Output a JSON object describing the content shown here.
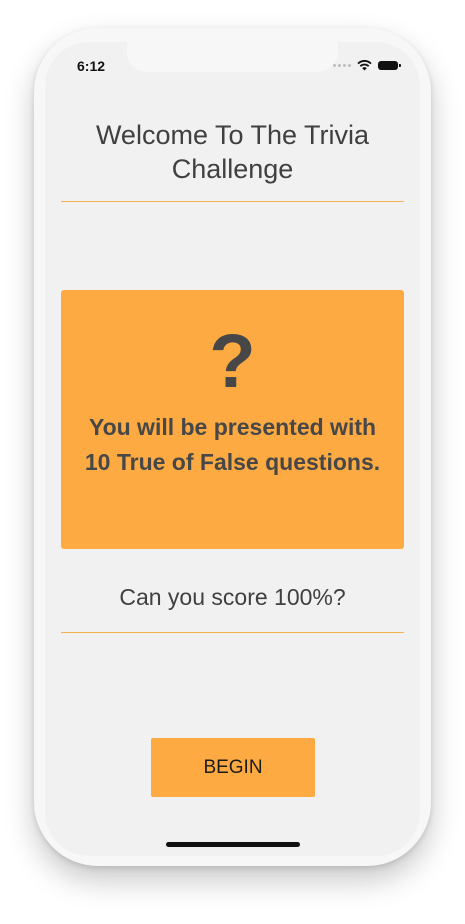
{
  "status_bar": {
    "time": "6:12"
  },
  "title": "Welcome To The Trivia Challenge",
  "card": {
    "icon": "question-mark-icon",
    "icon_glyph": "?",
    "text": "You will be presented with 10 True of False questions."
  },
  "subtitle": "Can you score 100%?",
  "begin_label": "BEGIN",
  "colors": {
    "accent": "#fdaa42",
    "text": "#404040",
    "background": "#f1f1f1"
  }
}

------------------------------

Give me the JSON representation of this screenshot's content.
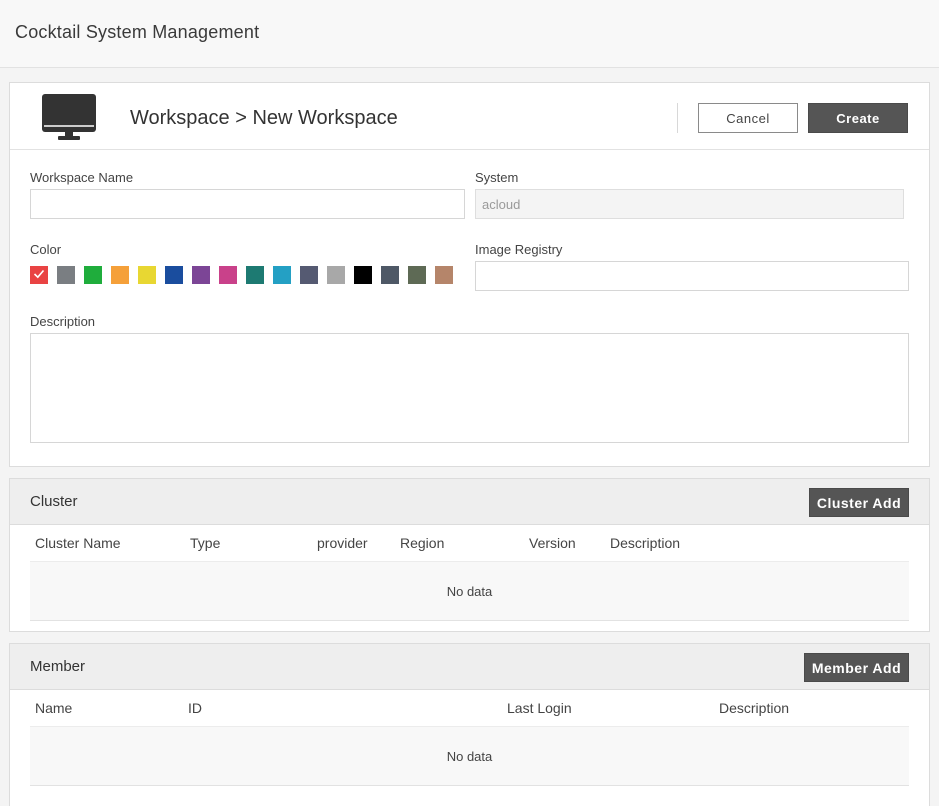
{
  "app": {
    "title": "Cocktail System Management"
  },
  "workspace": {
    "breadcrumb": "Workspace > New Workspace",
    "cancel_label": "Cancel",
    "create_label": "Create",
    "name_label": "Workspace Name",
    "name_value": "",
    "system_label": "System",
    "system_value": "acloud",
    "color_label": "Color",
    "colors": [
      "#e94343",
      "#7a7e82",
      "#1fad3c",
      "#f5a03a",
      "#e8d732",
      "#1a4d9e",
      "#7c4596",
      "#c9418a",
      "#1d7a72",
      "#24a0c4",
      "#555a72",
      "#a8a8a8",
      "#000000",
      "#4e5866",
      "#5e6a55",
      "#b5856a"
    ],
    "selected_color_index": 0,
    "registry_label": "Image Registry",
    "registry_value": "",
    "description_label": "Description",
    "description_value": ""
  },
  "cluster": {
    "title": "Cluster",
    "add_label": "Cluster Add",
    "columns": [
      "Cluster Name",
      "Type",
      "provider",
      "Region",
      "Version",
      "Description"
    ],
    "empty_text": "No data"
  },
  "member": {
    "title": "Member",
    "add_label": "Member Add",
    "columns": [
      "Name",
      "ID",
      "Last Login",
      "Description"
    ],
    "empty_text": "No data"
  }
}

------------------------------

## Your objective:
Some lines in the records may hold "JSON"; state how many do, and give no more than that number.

## Task result:
2